I know there is a lot going on in the convention world, too, in the industry in general and even in our area, so I wanted to do something where I could kind of not be a part of that or look like I was trying to compete with anyone for space or attention.
San Jose is the 10th largest city in the country. Silicon Valley is so heavily urbanized that you might think it was one big city. If it was, the Valley would be one of the five largest cities in the country. So, this is a hometown thing for me, too, as I feel like San Jose and Silicon Valley could use something related to comics that is unique and cool, something with more of a DIY feel and festival atmosphere.
On to some specifics for the January 16th kick-off. We know the SLG warehouse will be featuring Jamaica Dyer, Rich Koslowski and Landry Walker. What are the specific things attendees can expect? Will there be a signing and sales set up? Programming of any kind? More special guests?

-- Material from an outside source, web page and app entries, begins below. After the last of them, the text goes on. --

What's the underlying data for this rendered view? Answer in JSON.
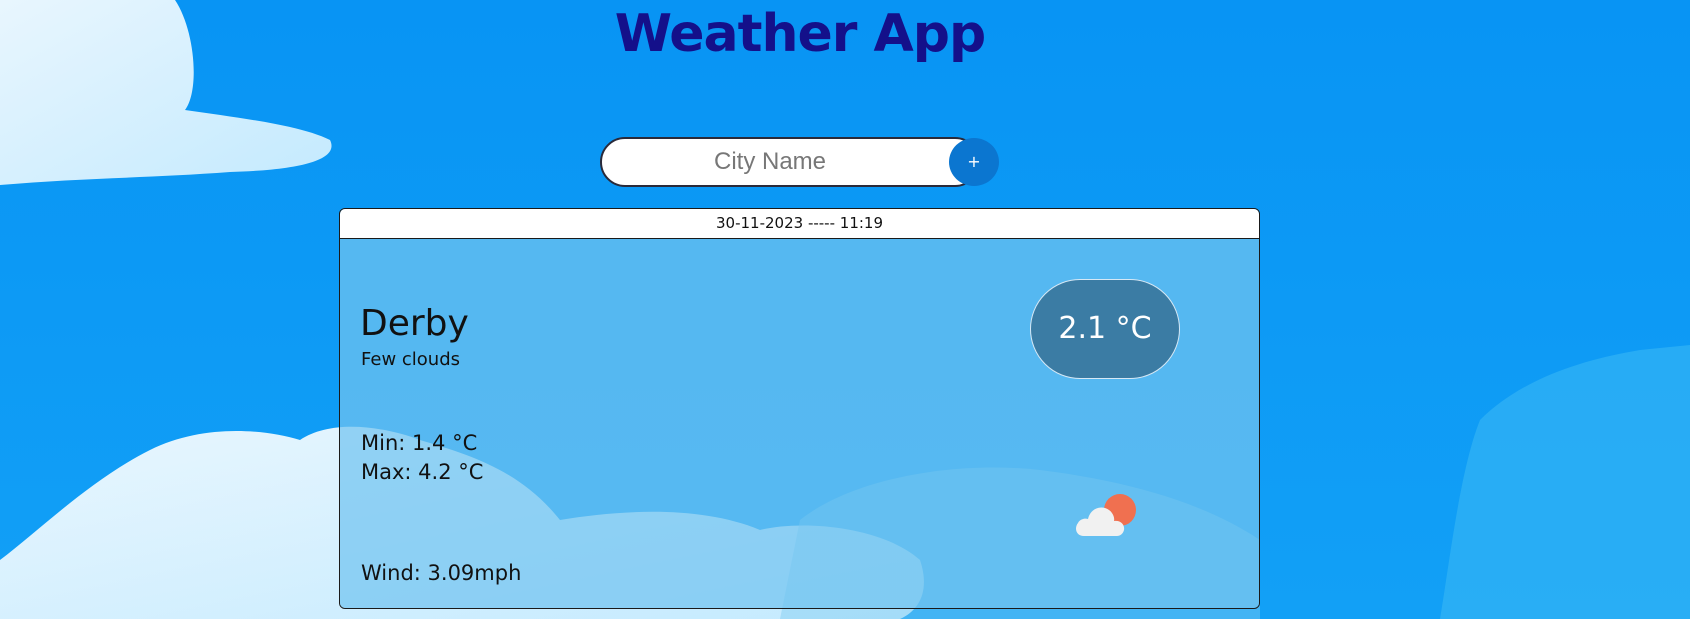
{
  "app": {
    "title": "Weather App"
  },
  "search": {
    "placeholder": "City Name",
    "value": "",
    "button_label": "+"
  },
  "card": {
    "datetime": "30-11-2023 ----- 11:19",
    "city": "Derby",
    "condition": "Few clouds",
    "temperature": "2.1 °C",
    "min": "Min: 1.4 °C",
    "max": "Max: 4.2 °C",
    "wind": "Wind: 3.09mph",
    "icon": "partly-cloudy-icon"
  },
  "colors": {
    "title": "#14108a",
    "background": "#0a96f5",
    "button": "#0b76d0",
    "temp_pill": "#3b7ca4",
    "sun": "#f07050"
  }
}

Actually, I think I worded that incorrectly or badly in the press release. That was the line-up for the event we ran in the fall. I will be announcing the line-up for the January event next week. There isn't going to be any programing at this January event as we need to figure out the logistics for something like that and it might require a dry run of its own.
Beyond your own in-house planning, what steps are you taking in order to grow the city-wide elements of the festival? Have you been reaching out to retailers or city officials to try to get some bigger plans rolling? Any responses so far?
I have started reaching out to the other galleries in downtown, as well as the downtown association. Most want to see where it is headed (everyone likes to bet on a winner). I have spoken with a couple of retailers as well. The response has been both overwhelming and underwhelming all at the same time.
I think it's fairly common knowledge that there are a lot of comic folk throughout the Bay Area, though most people probably couldn't put exact words to how the community comes together out there like they could for, say, New York or Portland. What would you typify as the strongest elements of the comics crowd in your area that you hope to tap into for this festival?
Not going to lie here, San Jose is a tough sell in the Bay Area. That's why Comic-Con moved both APE and WonderCon to San Francisco. It is difficult to argue with the logic, given the growth in attendance in both shows after the moves. But I also look at what Comic-Con managed to accomplish in San Diego. It took them 30-40 years, and the thing is now barley recognizable from what it was way back when. They probably could have moved that show to Los Angeles 20 years ago and gotten a quick attendance boost, but there is something unique about San Diego and the downtown there, and Comic-Con would have lost its personality.
So, I figure the communities will come out eventually once the thing has been around for a while.
You've set January 16 as the first official San Jose Comics Festival, but the press release didn't specify whether this would be an annual event or something more or less frequent. Any plans for that, or is now a matter of getting the first one off the ground and running?
Rough plans call for one more in Spring/Summer and one more in the Fall, and then hit the pause button and see where we are in regards to support from the city and the comics community. I want to try and roll in some new element to each thing, maybe expand to an extra venue or work in some other bit of programming.
Check back with CBR as more info on The San Jose Comics Festival as it becomes available, and in the meantime keep an eye on CBR's Events Calendar for up-to-date info on comics-related events nationwide!